I fell in love with a guy, and we had a happy relationship for years. But, he began hitting me, drinking a lot, and forced me to quit school…

During my sophomore year in high school, I fell in love with a guy, and we had a happy relationship for years. But, he began hitting me, drinking a lot, and forced me to quit school. Both of my parents are deceased, so one day when he beat me too much, I showed up on my male friend’s door (who I hadn’t seen in years) and he took me in. As we renewed our relationship, we began to develop romantic feelings for each other, but my ex keeps trying to get me back in some very violent ways.

Question, why does your ex still have access to you? Are you still in contact with him? Does he have your phone number? Have you changed your phone number? Does he follow you on social media? Better yet, do you follow him on social media? Rule number one when it comes to leaving an abusive situation is to cut off all methods of communication with your abuser. I may be assuming, but it seems that you haven’t. Why is that? Do you hold out hope that he might change? How does your ex know where you live? I do understand that there are ways for your ex to get your home address without you giving it to him, but when it comes to the phone number and social media, how does he have access to any of that? Maybe I’m jaded, or very wise, but from my personal experience, abusers never change. I went back after the abuse, and although he stopped hitting me, he still chose to abuse me mentally, emotionally, verbally and financially while also manipulating and controlling me.

And something you wrote stood out to me. You said, ‘one day he beat me too much’, what does that mean? It sounds to me that you would have stayed if he hadn’t beat you as hard as he did. But you have to understand, he shouldn’t have been beating you at all. There is no level of abuse that is tolerable! And I do get that individuals who have been abused have been conditioned into believing that they deserved the abuse, but I’m here to tell you, from one abuse victor to another, (I say, victor, because survivor makes it seem as if I barely came through the trauma and as if I was forced to overcome the trauma, NO, I chose to overcome the trauma, abuse and leave, thus the term victor instead of survivor) you didn’t deserve the abuse and that YOU ARE WORTHY OF MORE! And sometimes it takes you and others repeating it over and over, telling you that you weren’t the problem, that you were only a symptom of the problem and that you are a worthy being, for you to reprogram your brain from the conditioning your abuser gave to you.

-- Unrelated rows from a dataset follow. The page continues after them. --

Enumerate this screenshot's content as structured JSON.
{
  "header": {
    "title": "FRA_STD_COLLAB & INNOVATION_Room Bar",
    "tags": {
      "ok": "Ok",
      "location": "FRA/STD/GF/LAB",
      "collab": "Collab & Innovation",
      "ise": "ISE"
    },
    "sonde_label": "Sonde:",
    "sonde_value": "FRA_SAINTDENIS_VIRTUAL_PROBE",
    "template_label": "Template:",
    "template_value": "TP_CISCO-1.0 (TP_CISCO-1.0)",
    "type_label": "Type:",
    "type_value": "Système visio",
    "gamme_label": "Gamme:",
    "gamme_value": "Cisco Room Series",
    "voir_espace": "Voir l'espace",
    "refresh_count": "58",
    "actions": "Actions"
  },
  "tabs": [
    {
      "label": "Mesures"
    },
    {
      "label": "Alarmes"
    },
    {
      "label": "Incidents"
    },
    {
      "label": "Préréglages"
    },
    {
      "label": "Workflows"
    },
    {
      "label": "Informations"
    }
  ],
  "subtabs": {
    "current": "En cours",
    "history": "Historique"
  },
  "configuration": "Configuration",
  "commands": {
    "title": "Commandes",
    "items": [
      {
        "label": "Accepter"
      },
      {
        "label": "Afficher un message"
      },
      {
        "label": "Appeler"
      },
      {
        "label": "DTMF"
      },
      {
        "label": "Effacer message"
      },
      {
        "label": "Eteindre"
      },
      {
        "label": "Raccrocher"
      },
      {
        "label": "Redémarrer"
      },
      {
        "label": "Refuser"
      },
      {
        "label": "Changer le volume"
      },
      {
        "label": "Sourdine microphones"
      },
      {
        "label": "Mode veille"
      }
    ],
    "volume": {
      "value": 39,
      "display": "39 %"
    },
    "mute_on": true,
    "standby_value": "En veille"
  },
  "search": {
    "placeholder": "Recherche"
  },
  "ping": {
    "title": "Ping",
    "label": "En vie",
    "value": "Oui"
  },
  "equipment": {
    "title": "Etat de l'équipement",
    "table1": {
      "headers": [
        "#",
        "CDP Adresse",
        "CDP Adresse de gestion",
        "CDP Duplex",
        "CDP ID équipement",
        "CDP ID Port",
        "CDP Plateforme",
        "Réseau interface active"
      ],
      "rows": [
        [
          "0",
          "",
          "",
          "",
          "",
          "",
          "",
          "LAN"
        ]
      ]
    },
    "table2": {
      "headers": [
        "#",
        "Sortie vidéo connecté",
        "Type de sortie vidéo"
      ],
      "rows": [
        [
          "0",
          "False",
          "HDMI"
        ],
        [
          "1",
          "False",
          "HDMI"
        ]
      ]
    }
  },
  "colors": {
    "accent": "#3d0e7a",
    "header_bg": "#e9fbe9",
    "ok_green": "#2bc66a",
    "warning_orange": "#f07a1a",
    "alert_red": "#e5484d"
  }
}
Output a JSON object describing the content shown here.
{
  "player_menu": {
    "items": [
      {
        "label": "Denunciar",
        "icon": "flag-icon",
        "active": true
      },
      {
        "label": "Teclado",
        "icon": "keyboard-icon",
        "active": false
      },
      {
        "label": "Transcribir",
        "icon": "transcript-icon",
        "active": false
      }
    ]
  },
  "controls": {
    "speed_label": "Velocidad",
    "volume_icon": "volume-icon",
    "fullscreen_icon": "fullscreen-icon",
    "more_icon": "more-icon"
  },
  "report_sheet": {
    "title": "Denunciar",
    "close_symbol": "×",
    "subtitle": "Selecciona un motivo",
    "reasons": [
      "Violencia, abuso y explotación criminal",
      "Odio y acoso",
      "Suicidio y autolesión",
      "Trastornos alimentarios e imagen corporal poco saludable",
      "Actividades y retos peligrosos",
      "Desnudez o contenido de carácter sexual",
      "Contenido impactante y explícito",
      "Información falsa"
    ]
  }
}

And I’m happy that you have a friend that you were able to turn to and depend on in your time of need. And I’m also happy that you are entering into a healthy relationship. I am so proud of you for knowing that you were worthy of more. And it takes A LOT of courage to walk away from your abuser, so I tip my hat off to you!

In regard to stopping your ex, is there any documentation of him harassing or stalking you? Do you have pictures of your abuse? I ask because it would be a great idea to get a restraining order, even if it’s a temporary one, just to have his actions documented. But it’s never a bad idea to get the police involved, they are there to help, so reach out to them. Also, have you thought about self-defense courses? They could teach you to protect yourself in the event that something does happen while also helping to raise your self-esteem. Most abused individuals suffer from low self-esteem, so taking a couple of self-defense courses will empower you and even boost your self-confidence.

Also, have you thought about counseling, individual and couples? It would be a great idea to talk with a professional to help you navigate your feelings and help you heal. But also, they could help you as you embark upon this new relationship. They can help you both take stock of where your heads are after everything you’ve both experienced, you with the abuse, and him seeing you like that. Once again, I am so proud of you for having the courage to leave and for taking the steps to leave, and I wish you so much happiness and unconditional love in your new relationship.